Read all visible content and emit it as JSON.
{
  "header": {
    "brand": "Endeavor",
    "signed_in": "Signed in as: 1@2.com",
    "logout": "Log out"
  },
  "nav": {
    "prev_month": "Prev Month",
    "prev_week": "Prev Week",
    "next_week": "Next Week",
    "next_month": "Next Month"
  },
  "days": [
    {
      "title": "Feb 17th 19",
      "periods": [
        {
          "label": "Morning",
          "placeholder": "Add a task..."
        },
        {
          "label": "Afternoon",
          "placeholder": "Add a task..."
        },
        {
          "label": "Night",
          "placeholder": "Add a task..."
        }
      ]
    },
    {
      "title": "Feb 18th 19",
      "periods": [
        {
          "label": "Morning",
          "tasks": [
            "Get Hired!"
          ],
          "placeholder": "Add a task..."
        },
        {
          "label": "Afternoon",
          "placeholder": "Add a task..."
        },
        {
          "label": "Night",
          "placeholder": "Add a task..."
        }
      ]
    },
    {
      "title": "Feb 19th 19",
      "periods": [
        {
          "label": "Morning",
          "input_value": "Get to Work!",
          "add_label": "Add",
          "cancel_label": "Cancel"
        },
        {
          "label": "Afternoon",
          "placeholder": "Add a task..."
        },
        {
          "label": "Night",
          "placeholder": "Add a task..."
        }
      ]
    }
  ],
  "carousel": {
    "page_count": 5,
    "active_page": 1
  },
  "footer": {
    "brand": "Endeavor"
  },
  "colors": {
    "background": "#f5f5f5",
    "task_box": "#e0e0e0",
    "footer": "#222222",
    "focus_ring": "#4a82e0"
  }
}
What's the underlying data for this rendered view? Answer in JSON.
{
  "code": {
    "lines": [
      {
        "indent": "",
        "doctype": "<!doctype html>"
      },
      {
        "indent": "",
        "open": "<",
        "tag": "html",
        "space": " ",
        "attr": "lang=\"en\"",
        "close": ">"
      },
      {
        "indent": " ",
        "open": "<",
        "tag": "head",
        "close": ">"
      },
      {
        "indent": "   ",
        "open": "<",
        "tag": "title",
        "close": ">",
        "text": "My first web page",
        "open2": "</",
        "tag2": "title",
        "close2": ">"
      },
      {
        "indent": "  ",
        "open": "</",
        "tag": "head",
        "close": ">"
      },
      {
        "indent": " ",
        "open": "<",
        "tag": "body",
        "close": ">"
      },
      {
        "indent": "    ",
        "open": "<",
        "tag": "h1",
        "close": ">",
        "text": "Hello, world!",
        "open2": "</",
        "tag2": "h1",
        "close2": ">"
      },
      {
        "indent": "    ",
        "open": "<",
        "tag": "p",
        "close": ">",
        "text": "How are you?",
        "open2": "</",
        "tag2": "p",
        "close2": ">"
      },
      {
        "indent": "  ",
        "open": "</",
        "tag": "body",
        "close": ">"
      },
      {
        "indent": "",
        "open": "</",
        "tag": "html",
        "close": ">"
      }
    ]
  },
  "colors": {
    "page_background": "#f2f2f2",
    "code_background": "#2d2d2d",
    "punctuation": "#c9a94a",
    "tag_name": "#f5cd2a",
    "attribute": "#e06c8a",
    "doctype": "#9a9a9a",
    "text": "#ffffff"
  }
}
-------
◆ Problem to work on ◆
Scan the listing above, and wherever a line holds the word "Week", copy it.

◆ Answer to this problem ◆
    "prev_week": "Prev Week",
    "next_week": "Next Week",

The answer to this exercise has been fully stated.